Prospective buyers of an AM radio station in Sylva could land a $289,000 loan from the Jackson County economic development fund in exchange for creating 11 jobs.
Jackson County commissioners already approved $179,000 of the loan and are poised to approve the remainder next week — if the county can figure out reasonable collateral should the radio station default. The money will primarily be used to purchase the radio license from its current owner, but since a radio station license is not very tangible, the county is hesitant about how it would serve as collateral for the loan.
Jackson County Attorney Jay Coward suggested another option: Jackson County’s name could be included as a co-license holder when filing for the frequency from the Federal Communications Commission.
“If not we would certainly have to rethink it,” Coward said of the loan.

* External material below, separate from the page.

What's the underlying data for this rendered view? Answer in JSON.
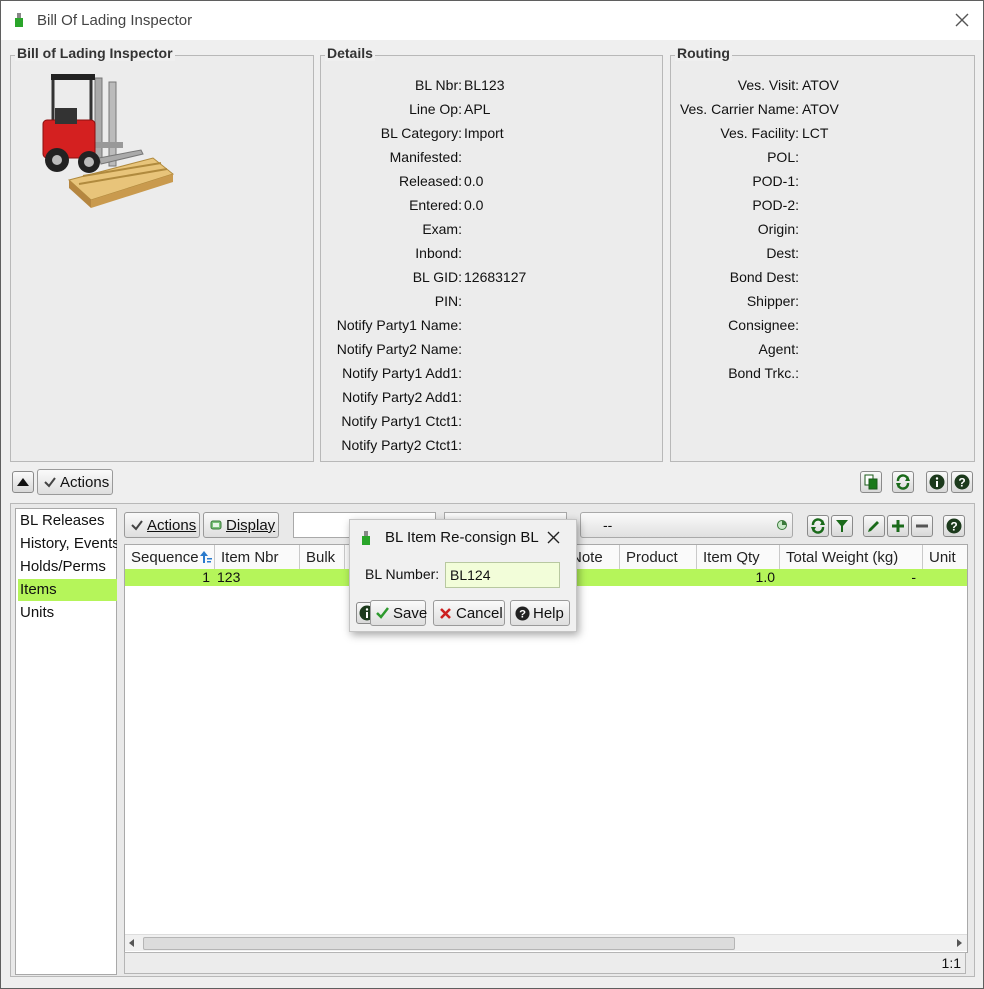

The radio station, currently owned by Georgia-Carolina Radiocasting Co., went dead in August. Its owners cited a lack of revenue. Jackson County resident Roy Burnette, who once worked for WRGC and other local AM radio stations in the region, wants to get the station back on the air.
Burnette says the new radio station would broadcast at 5,000 watts, reaching from Canton to Topton in Cherokee County, and that he would create 11 jobs.
By comparison, WCQS, the National Public Radio station based in Asheville, employees 12 fulltime and four part-time employees, said executive director Jody Evans on Tuesday.
Commissioners appear partly driven by a desire to bring back the local AM radio station in addition to the jobs themselves. Commissioner Doug Cody said he believes WRGC represents more than simply job creation, from instilling community pride to broadcasting emergency weather information.
“It is a service to the entire county,” Cody said.
Jackson County will not actually become any sort of “partner” in the radio station, even if the county does end up as a co-license holder, Chairman Jack Debnam said.
Maybe, maybe not: The idea has yet to be researched and vetted, Debnam said, adding that it would be Coward’s job to ferret out such answers before commissioners’ actually vote on the final piece of the loan next week.
Wally Bowen, founder and executive director of the nonprofit Mountain Area Information Network in Asheville, described the potential for public-private license arrangement between the county and the station as unusual. Bowen said that he wasn’t immediately aware of legal barriers that would prevent such an occurrence.
“But whether it would be a good investment, one would really have to know more about the market and the assets involved,” Bowen said.
When asked about the likelihood of the AM radio station surviving in today’s advertising landscape, Jackson County commissioners said they were relying on the financial projections provided by the prospective radio owner.
— From staff reports